How to recognize fake AI-generated images

In 2014 machine learning researcher Ian Goodfellow introduced the idea of generative adversarial networks or GANs. “Generative” because they output things like images rather than predictions about input (like “hotdog or not”); “adversarial networks” because they use two neural networks competing with each other in a “cat-and-mouse game”, like a cashier and a counterfeiter: one trying to fool the other into thinking it can generate real examples, the other trying to distinguish real from fake.

The first GAN images were easy for humans to identify. Consider these faces from 2014.

Unsupervised Representation Learning with Deep Convolutional Generative Adversarial Networks” (2014) by Radford et al, also known as DCGAN.

But the latest examples of GAN-generated faces, published in October 2017, are more difficult to identify.

“Progressive Growing of GANs for Improved Quality, Stability, and Variation” (2017) by Karras et al, also known as PGAN or ProGAN.

Here are some things you can look for when trying to recognize an image produced by a GAN. We’ll focus on faces because they are a common testing ground for researchers, and many of the artifacts most visible in faces also appear in other kinds of images.

Straight hair looks like paint

It’s common for long hair to take this hyper-straight look where a small patch seems good, but a long strand looks like someone smudged a bunch of acrylic with a palette knife or a huge brush.

Text is indecipherable

GANs trained on faces have a hard time capturing rare things in the background with lots of structure. Also, GANs are shown both original and mirrored versions of the training data, which means they have trouble modeling writing because it typically only appears in one orientation.

Background is surreal
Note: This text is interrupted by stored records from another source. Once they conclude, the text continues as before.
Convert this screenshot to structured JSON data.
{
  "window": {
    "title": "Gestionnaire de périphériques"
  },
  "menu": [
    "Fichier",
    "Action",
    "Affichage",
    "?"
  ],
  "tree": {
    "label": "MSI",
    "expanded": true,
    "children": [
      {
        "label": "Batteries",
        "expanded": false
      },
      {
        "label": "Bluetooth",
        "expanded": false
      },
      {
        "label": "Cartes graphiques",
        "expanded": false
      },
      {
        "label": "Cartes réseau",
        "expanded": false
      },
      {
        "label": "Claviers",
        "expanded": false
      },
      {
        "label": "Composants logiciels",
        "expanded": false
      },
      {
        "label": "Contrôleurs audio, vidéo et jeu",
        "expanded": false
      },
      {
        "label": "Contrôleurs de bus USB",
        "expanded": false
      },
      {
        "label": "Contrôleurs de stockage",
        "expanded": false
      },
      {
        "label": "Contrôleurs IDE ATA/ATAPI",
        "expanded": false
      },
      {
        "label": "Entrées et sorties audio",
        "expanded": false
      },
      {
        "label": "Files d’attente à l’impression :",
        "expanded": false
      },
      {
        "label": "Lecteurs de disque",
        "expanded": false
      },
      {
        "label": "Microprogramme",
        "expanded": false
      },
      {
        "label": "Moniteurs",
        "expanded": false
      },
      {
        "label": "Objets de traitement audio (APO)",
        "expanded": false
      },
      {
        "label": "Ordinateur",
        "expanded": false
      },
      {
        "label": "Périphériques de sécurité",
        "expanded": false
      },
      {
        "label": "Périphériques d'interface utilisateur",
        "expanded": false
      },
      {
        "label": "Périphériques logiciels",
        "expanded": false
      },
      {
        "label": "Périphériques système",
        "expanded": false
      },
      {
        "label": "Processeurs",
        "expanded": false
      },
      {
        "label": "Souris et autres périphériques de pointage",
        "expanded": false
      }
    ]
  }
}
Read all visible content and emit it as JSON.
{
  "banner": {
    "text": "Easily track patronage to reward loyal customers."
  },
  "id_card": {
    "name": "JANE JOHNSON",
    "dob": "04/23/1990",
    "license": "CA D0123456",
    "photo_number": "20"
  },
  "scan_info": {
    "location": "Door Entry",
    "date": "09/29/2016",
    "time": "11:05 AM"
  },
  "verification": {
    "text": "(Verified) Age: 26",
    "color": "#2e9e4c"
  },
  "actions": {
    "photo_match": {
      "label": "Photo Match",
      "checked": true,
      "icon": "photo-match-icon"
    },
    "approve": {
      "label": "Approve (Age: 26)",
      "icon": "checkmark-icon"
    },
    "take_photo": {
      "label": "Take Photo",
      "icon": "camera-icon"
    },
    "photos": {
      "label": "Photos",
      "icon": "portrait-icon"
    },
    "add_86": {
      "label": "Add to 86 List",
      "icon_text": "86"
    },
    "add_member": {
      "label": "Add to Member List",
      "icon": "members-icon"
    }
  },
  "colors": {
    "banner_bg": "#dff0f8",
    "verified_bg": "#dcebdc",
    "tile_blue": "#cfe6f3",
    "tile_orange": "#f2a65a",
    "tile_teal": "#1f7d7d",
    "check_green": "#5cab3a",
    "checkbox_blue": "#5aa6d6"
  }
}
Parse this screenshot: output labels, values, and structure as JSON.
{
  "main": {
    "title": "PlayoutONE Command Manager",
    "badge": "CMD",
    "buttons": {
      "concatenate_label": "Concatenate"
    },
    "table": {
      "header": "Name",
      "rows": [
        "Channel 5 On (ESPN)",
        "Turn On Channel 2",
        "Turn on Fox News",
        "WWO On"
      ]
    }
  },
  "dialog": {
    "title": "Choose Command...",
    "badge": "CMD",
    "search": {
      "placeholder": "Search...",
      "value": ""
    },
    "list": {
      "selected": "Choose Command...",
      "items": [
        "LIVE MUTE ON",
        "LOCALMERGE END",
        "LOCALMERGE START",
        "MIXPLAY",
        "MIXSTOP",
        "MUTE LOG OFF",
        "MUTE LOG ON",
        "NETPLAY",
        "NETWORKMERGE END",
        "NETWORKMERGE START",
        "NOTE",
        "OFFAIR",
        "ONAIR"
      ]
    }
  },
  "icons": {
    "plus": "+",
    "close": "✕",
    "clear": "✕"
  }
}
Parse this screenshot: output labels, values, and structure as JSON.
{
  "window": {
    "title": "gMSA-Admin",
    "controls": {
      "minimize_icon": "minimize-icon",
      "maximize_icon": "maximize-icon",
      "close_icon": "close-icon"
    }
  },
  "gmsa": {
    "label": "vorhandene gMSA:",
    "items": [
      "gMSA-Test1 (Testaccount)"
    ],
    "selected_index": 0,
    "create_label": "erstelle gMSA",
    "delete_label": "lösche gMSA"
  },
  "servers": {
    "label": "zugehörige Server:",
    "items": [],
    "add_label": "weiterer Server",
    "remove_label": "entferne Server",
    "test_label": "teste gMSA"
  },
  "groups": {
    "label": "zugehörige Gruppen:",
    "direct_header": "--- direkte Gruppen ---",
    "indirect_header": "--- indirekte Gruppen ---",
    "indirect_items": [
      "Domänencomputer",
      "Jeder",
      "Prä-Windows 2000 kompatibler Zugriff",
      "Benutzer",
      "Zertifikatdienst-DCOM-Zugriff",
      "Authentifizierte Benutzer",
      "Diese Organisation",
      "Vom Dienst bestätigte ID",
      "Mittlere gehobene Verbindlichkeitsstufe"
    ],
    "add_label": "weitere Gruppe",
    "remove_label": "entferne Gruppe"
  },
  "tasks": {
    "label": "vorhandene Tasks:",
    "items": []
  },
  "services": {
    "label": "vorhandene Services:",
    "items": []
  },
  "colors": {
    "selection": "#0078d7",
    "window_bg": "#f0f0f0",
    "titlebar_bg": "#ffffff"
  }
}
One reason the faces from a GAN look believable is because all the training data has been centered. This means that there is less variability for the GAN to model when it comes to, for example, the placement and rendering of eyes and ears. The background, on the other hand, can contain anything. This is too much for the GAN to model and it ends up replicating general background-like-textures rather than “real” background scenes.


It can be difficult for a GAN to manage long-distance dependencies in images. While paired accessories like earrings usually match in the dataset, they don’t in the generated images. Or: eyes tend to point in the same direction and they are usually the same color, but the generated images are very frequently crosseyed and heterochromatic. Asymmetry is also commonly visible in ears being at very mismatched heights or sizes.

Weird teeth

GANs can assemble a general scene, but currently have difficulty with semi-regular repeating details like teeth. Sometimes a GAN will generate misaligned teeth, or it will stretch or shrink each tooth in unusual ways. Historically this problem has shown up in other domains like texture synthesis with images like bricks.

Messy hair

This is one of the quickest ways to identify a GAN-generated image. Typically a GAN will bunch hair in clumps, create random wisps around the shoulders, and throw thick stray hairs on foreheads. Hair styles have a lot of variability, but also a lot of detail, making it one of the most difficult things for a GAN to capture. Things that aren’t hair can sometimes turn into hair-like textures, too.

Non-stereotypical gender presentation

This GAN was trained on a subset of CelebA, which contains 200k images of 10k celebrity faces. In this dataset, I haven’t seen an example of someone with facial hair, earrings, and makeup; but the GAN regularly mixes different attributes from stereotypical gender presentations. More generally, I think this is because GANs don’t always learn the same categories or binaries that humans socially reinforce (in this case “male vs female”).

Semi-regular noise

Some areas that are otherwise monochrome may exhibit semi-regular noise with horizontal or vertical banding. In the cases above, this is probably the network trying to imitate the texture of cloth. Older GANs have a much more prominent noise pattern that is usually described as checkerboard artifacts.

Iridescent color bleed

Some areas with lighter solid colors have a multi-hued cast, including collars, necks, and eye whites (not shown).

Examples of real images

Check out that clear background text, those matching earrings, those equally sized teeth, detailed hairstyles. With all these tricks in mind, try playing this game that tests your ability to distinguish real from fake and see how many you get right. Note: some people have had problems clicking “start”.